The data beneath this task has to be reprinted character for character.

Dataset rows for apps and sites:
* * *
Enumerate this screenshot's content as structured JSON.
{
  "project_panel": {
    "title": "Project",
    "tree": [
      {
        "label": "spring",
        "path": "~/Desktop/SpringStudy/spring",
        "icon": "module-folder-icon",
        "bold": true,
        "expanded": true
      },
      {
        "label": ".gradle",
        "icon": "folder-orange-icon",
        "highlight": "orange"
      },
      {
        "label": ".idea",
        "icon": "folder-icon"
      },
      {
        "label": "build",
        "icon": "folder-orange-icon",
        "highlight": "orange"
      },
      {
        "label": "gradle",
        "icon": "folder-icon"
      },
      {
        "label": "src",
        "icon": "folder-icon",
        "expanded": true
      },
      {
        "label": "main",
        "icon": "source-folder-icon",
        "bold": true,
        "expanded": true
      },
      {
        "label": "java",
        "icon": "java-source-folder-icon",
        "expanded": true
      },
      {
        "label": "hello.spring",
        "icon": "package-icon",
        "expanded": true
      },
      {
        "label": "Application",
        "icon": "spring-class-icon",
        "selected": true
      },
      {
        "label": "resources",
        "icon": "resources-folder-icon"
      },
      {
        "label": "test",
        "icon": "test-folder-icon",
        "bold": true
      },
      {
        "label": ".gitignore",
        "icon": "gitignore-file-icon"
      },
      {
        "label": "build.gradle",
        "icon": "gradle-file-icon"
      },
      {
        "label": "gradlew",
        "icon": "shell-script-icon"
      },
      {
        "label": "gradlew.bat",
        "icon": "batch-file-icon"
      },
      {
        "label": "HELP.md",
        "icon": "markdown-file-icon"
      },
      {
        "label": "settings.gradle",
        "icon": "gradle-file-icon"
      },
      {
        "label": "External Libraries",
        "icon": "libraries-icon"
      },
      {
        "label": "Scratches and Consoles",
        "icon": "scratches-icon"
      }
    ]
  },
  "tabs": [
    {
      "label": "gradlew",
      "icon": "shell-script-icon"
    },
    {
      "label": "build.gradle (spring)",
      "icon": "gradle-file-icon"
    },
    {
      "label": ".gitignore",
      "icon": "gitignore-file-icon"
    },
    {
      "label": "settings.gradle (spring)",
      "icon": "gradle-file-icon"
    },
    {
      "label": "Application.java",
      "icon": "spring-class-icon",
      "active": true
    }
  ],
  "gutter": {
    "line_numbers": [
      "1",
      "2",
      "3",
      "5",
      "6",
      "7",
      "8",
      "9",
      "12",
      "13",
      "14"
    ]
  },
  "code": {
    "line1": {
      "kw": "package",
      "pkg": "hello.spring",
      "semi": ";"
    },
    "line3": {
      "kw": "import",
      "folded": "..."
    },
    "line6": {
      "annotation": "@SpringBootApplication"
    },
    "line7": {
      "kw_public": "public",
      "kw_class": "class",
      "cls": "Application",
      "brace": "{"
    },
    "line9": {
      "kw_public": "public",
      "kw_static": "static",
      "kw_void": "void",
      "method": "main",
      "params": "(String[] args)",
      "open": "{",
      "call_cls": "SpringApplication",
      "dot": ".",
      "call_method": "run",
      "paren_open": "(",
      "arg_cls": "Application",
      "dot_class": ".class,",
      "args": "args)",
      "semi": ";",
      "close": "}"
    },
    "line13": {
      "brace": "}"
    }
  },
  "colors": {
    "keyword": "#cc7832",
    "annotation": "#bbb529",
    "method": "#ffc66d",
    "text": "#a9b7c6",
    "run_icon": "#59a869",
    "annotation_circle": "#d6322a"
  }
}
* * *
(Reply to the task):
Enumerate this screenshot's content as structured JSON.
{
  "project_panel": {
    "title": "Project",
    "tree": [
      {
        "label": "spring",
        "path": "~/Desktop/SpringStudy/spring",
        "icon": "module-folder-icon",
        "bold": true,
        "expanded": true
      },
      {
        "label": ".gradle",
        "icon": "folder-orange-icon",
        "highlight": "orange"
      },
      {
        "label": ".idea",
        "icon": "folder-icon"
      },
      {
        "label": "build",
        "icon": "folder-orange-icon",
        "highlight": "orange"
      },
      {
        "label": "gradle",
        "icon": "folder-icon"
      },
      {
        "label": "src",
        "icon": "folder-icon",
        "expanded": true
      },
      {
        "label": "main",
        "icon": "source-folder-icon",
        "bold": true,
        "expanded": true
      },
      {
        "label": "java",
        "icon": "java-source-folder-icon",
        "expanded": true
      },
      {
        "label": "hello.spring",
        "icon": "package-icon",
        "expanded": true
      },
      {
        "label": "Application",
        "icon": "spring-class-icon",
        "selected": true
      },
      {
        "label": "resources",
        "icon": "resources-folder-icon"
      },
      {
        "label": "test",
        "icon": "test-folder-icon",
        "bold": true
      },
      {
        "label": ".gitignore",
        "icon": "gitignore-file-icon"
      },
      {
        "label": "build.gradle",
        "icon": "gradle-file-icon"
      },
      {
        "label": "gradlew",
        "icon": "shell-script-icon"
      },
      {
        "label": "gradlew.bat",
        "icon": "batch-file-icon"
      },
      {
        "label": "HELP.md",
        "icon": "markdown-file-icon"
      },
      {
        "label": "settings.gradle",
        "icon": "gradle-file-icon"
      },
      {
        "label": "External Libraries",
        "icon": "libraries-icon"
      },
      {
        "label": "Scratches and Consoles",
        "icon": "scratches-icon"
      }
    ]
  },
  "tabs": [
    {
      "label": "gradlew",
      "icon": "shell-script-icon"
    },
    {
      "label": "build.gradle (spring)",
      "icon": "gradle-file-icon"
    },
    {
      "label": ".gitignore",
      "icon": "gitignore-file-icon"
    },
    {
      "label": "settings.gradle (spring)",
      "icon": "gradle-file-icon"
    },
    {
      "label": "Application.java",
      "icon": "spring-class-icon",
      "active": true
    }
  ],
  "gutter": {
    "line_numbers": [
      "1",
      "2",
      "3",
      "5",
      "6",
      "7",
      "8",
      "9",
      "12",
      "13",
      "14"
    ]
  },
  "code": {
    "line1": {
      "kw": "package",
      "pkg": "hello.spring",
      "semi": ";"
    },
    "line3": {
      "kw": "import",
      "folded": "..."
    },
    "line6": {
      "annotation": "@SpringBootApplication"
    },
    "line7": {
      "kw_public": "public",
      "kw_class": "class",
      "cls": "Application",
      "brace": "{"
    },
    "line9": {
      "kw_public": "public",
      "kw_static": "static",
      "kw_void": "void",
      "method": "main",
      "params": "(String[] args)",
      "open": "{",
      "call_cls": "SpringApplication",
      "dot": ".",
      "call_method": "run",
      "paren_open": "(",
      "arg_cls": "Application",
      "dot_class": ".class,",
      "args": "args)",
      "semi": ";",
      "close": "}"
    },
    "line13": {
      "brace": "}"
    }
  },
  "colors": {
    "keyword": "#cc7832",
    "annotation": "#bbb529",
    "method": "#ffc66d",
    "text": "#a9b7c6",
    "run_icon": "#59a869",
    "annotation_circle": "#d6322a"
  }
}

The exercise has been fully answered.